The boy’s story was discussed during a conference in Brussels titled “Supporting Victims of Cybercrime”. The event was hosted by the European Economic and Social Committee (EESC) and organised by Victims Support Europe (VSE), Europe’s leading umbrella organisation speaking out on behalf of victims of crime.
“He never told us what he was going through; we had no idea,” said the boy’s mother in a video shown at the conference.
“He must have felt ashamed. The worst part must have been the likes and reactions below the photo. His full name was revealed. Imagine what this feels like for a 15-year old. He must have thought he would never be able to remove the photo. He must have felt there was no end to this.”
Addressing the conference on behalf of the EESC, the President of the Section of Employment, Social Affairs and Citizenship, Pavel Trantina, said: “We continue to face challenges in providing support for victims across a wide range of circumstances and in ever-evolving circumstances and situations. The topic of cybercrime is of growing importance.”
Speakers at the conference agreed that tools were already in place to assist victims but that more needed to be done to help them be better informed and understand their rights.
“Victims need to be made aware what to do, how to do it and know that they are not alone,” said Levent Altan, executive director of VSE, adding that victims of online crimes should have a right to specialised support tailored to their own needs.
Ann Moulds, founder of Action against Stalking, fights for further harmonisation of laws against stalking and its recognition as a criminal offence, to prevent “stalkers falling through the net”.
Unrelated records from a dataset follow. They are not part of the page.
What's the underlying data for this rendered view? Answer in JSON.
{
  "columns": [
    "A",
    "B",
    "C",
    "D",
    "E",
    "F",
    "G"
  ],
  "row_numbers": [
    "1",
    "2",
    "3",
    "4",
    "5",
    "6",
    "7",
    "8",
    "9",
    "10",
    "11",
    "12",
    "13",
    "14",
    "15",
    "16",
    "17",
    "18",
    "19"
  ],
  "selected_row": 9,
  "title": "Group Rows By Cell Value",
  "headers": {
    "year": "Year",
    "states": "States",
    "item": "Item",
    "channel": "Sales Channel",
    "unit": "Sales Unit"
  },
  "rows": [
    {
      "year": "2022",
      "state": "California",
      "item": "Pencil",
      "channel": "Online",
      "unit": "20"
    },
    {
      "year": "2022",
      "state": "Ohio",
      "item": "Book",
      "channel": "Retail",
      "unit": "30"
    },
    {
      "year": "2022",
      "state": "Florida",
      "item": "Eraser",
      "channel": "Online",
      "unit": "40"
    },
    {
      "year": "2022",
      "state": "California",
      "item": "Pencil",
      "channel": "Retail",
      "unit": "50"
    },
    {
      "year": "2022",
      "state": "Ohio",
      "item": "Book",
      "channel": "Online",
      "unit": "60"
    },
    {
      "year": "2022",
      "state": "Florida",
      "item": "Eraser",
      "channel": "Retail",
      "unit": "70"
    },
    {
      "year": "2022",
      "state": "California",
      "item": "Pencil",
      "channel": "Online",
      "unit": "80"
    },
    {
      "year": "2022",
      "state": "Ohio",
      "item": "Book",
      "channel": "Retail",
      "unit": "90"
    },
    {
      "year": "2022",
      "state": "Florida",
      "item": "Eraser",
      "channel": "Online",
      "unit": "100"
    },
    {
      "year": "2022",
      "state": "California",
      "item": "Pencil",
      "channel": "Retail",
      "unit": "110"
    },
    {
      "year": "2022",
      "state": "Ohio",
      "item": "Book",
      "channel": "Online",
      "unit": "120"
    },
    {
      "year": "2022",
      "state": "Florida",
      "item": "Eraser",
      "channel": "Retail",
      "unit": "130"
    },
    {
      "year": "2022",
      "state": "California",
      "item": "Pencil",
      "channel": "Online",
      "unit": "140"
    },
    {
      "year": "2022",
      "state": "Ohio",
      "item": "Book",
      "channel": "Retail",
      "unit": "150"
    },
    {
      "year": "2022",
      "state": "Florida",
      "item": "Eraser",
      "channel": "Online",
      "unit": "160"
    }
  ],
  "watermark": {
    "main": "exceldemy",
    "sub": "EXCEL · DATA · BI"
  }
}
Julie de Bailliencourt, Safety Policy Manager at Facebook, said her company had zero tolerance for hate speech, bullying, revenge porn and any predatory behaviour towards children.
“The right to be forgotten is here,” de Bailliencourt said. “People need to understand that social platforms are also there to help. We have the means to remove the content. If you delete your Facebook profile, it will be deleted.”